Florida farmers identify water quality concerns, plan to avoid another crisis
From the fish to your fridge, the state of our water may affect the people who grow the food you eat.
The push is on to get to the bottom of water quality concerns to avoid the terrible consequences of last year’s crisis.
“It was identified that every aspect of the state has an issue with water quality,” said Mary Hartney, president of the Florida Fertilizer and Agrichemical Association. “So urban, agricultural, stormwater, wastewater and if we all concentrate our efforts, we’re going to solve this problem.”
Those same problems also impact the people who put food on our table.
“We also need to be able to grow things productively and responsibly,” Hartney said.
Tom Frick, from the Florida Dept. of Environmental Protection, joined a talk in Fort Myers Wednesday. One key concern he addressed was restoration.
“Second day in office, Gov. DeSantis said we need to take care of these blue-green algal blooms that are happening down here in South Florida,” Frick said. “He charged the department with updating those restoration plans for Lake Okeechobee, Caloosahatchee and St. Lucie.”
Those plans include cutting down pollutants entering the water, along with monitoring water quality more often and making rules for the use of biosolids, otherwise known as sludge, which can be used in addition to fertilizer on crops.
“What that means to you all is the impact will be,” Frick said. “There will be less bio-solids that will be allowed to be applied on some properties.”
As growers look at impacts, a new generation has too.

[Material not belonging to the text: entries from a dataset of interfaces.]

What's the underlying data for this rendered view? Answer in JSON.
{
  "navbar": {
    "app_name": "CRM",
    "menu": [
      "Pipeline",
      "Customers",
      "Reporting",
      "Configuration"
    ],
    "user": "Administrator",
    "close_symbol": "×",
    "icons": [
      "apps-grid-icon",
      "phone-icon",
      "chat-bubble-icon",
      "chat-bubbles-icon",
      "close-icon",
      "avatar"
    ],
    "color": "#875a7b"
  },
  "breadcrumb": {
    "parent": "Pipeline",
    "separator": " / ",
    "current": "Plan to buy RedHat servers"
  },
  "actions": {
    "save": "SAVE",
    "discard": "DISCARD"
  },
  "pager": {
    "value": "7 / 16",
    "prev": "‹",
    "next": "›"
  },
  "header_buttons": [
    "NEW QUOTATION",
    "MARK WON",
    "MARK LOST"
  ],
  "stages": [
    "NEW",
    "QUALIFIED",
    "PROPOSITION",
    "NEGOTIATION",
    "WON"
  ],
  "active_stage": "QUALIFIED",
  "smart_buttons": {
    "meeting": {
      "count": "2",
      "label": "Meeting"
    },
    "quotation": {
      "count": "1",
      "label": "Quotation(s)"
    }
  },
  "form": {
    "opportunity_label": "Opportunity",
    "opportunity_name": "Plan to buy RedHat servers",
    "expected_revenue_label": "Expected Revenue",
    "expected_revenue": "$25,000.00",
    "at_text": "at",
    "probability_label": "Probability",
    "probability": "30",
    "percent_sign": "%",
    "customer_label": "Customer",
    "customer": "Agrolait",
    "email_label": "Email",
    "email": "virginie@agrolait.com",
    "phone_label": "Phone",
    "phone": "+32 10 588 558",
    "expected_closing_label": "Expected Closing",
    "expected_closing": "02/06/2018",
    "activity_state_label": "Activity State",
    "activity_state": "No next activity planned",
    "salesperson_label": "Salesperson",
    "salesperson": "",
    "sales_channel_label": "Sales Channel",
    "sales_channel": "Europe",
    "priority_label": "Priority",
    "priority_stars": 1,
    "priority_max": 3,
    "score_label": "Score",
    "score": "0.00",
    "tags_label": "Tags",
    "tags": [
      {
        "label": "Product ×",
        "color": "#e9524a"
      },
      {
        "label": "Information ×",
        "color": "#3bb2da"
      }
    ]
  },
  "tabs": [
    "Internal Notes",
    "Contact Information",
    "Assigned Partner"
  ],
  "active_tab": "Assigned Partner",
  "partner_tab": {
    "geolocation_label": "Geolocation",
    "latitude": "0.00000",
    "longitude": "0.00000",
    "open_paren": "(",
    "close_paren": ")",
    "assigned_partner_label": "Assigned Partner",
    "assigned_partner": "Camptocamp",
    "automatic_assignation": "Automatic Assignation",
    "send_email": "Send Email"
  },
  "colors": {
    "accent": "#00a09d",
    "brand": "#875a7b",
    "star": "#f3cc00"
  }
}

“Obviously conserving our resources and making sure future generations really have enough water and a good quality of water,” said Chris Schuchmann of Tiger Creek Nursery, “to benefit from and continue our agricultural system.”